professional V-Mount adaptors for the GY-HD101E, which allows the use of the larger capacity V-Mount batteries. For this production we decided to invest in the Hawk-Woods V-Lok Pro battery adaptor for the GY-HD101E. Hawk-Woods supply batteries for Panavision UK and are an industry standard and have a great reputation for build quality, reliability and durability. The Hawk-Woods adaptor also bolts to the bottom of the GY-HD101E under the sliding shoulder pad, as well on top, so the mount
is incredibly secure; this added strength is vital in the field, where knocks are inevitable. With a Hawk-Woods VL-100 Li-Ion battery
we can achieve 5 hours continuous record time and with a VL-160 we can record continuously for 8 hours; that’s an entire
day’s recording in which we can get through eight ProHD 63 minute tapes or fill one 80 GB hard disk drive.
Tape-Based Recording Format:
Due to the large amount of footage we are going to be shooting during this production, the cost of recording media was always going

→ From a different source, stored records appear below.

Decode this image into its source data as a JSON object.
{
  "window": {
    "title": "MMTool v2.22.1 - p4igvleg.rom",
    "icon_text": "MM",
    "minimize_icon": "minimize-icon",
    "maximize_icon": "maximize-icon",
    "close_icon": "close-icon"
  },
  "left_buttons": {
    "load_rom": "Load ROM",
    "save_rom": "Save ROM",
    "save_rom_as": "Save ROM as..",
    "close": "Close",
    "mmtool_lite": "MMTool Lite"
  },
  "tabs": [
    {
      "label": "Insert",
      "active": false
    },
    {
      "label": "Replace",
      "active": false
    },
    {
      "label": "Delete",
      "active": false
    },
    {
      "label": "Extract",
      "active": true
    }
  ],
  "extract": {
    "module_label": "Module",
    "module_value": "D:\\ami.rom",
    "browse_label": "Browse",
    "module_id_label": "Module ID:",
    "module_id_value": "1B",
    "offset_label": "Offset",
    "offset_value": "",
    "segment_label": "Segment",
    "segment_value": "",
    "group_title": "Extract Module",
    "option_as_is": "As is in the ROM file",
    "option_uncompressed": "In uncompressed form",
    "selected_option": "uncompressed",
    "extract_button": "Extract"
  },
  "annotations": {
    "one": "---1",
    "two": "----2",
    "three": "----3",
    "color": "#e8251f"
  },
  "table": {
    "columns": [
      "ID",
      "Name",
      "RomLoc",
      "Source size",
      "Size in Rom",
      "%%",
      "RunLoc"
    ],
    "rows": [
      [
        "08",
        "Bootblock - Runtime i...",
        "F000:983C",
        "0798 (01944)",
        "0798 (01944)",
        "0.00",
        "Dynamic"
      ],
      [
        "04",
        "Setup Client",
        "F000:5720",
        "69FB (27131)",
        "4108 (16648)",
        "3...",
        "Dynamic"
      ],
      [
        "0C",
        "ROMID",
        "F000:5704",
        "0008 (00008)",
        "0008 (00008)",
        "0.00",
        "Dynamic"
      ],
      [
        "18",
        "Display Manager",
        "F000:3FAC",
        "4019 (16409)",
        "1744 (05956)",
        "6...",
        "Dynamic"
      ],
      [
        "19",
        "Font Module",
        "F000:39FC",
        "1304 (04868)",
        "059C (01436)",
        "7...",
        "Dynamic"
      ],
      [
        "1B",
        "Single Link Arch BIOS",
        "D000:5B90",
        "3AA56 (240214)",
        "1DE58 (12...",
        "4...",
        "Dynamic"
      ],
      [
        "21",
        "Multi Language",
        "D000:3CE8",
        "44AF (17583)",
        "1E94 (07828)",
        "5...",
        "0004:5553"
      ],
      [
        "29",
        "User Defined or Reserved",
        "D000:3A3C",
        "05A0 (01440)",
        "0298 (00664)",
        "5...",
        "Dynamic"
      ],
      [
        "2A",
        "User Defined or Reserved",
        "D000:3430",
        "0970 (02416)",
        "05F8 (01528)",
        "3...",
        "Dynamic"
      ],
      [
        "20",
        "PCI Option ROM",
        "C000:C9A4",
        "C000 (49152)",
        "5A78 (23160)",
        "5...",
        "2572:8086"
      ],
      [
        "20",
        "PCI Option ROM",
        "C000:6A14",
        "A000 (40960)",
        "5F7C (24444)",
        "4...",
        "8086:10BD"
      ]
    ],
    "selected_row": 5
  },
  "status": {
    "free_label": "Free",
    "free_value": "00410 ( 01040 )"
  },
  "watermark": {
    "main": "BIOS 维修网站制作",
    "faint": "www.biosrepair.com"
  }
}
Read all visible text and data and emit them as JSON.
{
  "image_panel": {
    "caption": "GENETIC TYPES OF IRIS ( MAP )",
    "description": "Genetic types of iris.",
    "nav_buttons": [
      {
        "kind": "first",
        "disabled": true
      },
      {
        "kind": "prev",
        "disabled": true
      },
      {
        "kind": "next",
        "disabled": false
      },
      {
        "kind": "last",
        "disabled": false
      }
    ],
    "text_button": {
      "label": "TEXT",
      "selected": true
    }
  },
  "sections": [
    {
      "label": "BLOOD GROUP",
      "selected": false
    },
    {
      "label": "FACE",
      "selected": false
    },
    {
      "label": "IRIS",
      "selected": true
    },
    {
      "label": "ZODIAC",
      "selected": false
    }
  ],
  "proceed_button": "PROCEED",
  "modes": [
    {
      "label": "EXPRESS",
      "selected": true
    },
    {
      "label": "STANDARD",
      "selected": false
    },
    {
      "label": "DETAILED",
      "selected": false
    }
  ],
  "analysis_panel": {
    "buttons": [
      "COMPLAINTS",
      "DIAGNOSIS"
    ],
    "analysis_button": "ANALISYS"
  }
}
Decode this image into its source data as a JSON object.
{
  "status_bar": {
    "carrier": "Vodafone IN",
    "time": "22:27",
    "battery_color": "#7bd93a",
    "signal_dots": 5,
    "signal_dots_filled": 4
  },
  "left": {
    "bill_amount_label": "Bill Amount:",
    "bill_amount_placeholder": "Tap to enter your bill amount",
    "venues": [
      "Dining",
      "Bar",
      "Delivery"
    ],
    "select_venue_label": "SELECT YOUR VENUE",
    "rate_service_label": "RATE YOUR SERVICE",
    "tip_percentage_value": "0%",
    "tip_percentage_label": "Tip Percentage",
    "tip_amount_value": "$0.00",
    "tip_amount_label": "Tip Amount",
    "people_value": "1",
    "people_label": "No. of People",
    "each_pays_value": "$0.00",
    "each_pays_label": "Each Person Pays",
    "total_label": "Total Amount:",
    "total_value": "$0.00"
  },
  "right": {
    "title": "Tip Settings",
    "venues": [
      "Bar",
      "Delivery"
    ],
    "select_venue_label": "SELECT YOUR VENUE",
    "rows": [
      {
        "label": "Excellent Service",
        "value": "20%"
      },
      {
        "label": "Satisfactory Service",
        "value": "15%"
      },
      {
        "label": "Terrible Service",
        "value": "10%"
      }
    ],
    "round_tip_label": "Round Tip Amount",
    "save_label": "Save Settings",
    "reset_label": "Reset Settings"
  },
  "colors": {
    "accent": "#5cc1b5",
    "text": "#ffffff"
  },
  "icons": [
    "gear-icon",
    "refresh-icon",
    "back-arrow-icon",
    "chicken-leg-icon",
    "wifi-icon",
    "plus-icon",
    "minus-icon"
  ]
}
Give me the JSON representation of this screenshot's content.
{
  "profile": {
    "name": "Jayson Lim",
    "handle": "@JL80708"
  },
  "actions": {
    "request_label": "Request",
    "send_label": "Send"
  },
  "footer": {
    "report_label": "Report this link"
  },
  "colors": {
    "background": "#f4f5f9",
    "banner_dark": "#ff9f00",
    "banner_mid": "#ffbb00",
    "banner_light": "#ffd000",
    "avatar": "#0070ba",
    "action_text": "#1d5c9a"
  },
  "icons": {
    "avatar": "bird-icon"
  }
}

to be a major consideration. Tape has come a very long way since it was first introduced by Philips back in 1964 and it still has a very long
and good future. These days, tape-stretch and dropouts are virtually unheard of. However, my first strict rule is always to use
the highest quality tapes and always from the same manufacturer as the camcorder itself. My second rule is to keep the video heads
and mechanical record mechanisms i.e. capstans etc in perfect trim by using the recommended head cleaning tapes at the
recommended intervals. For this production we will be using JVC’s DV63ProHD professional tapes; and lots of them.
Hard Disc Recording:
Although this option was not number one on our list of priorities, we knew we wanted to use, in addition to the tapes, an external hard
disc recorder, with either 3 1/2 hr (40GB) or 7 hr (80GB) recording capacity. There were two main reasons for this. Firstly, it will prove
invaluable in the wait for the first appearance of birds and animals because the JVC DR-HD100 hard disc has a programmable
recording buffer. This means that we can ‘retro-record’ the first few minutes or hours of any clip using the buffer system with no
need to be in record mode all the time, so we will not miss a single trick. Secondly with its file pre-formatting, it will speed up the
Overall the GY-HD101E from JVC has everything we need to shoot this wildlife training DVD. One very important factor that
I have not yet mentioned yet is its price. Because this training DVD is aimed at independent and semi-professional wildlife
filmmakers, amateur wildlife videographers and students of film & video who wish to specialise in this area, it is essential that
we use in the making of the DVD camcorders that all viewers of the DVD can relate to. From the beginning, we decided that we wanted
to use a camcorder which is capable of producing professional and broadcastable HD quality footage, and which is also keenly
priced and therefore within financial reach of independent low-budget wildlife filmmakers. The GY-HD101E comes in at well under five
grand for the basic full working package, so it hugely qualifies in the budgeting department.
For details on the training DVD Successful Wildlife Videography (currently in pre-production) click the Contact Us link to send an email.
Nigel Cooper’s production company specialises in training, corporate and special interest videos. In the past they have
produced training programmes and DVDs on subjects such as baby care, stills photography, video lighting, gliding and fishing. They have
even produced a few music videos.
Wildlife Filmmaking: www.wildlifefilmmaking.co.uk
JVC ProHD camcorders: www.jvcpro.co.uk
Mike Tapa lens adaptors: www.mtfservices.com
Les Bosher lens adaptors: www.lesbosher.co.uk
Sigma lenses: www.sigma-imaging-uk.com
Hawk-Woods batteries and adaptors: www.hawkwoods.com
©2006 Nigel Cooper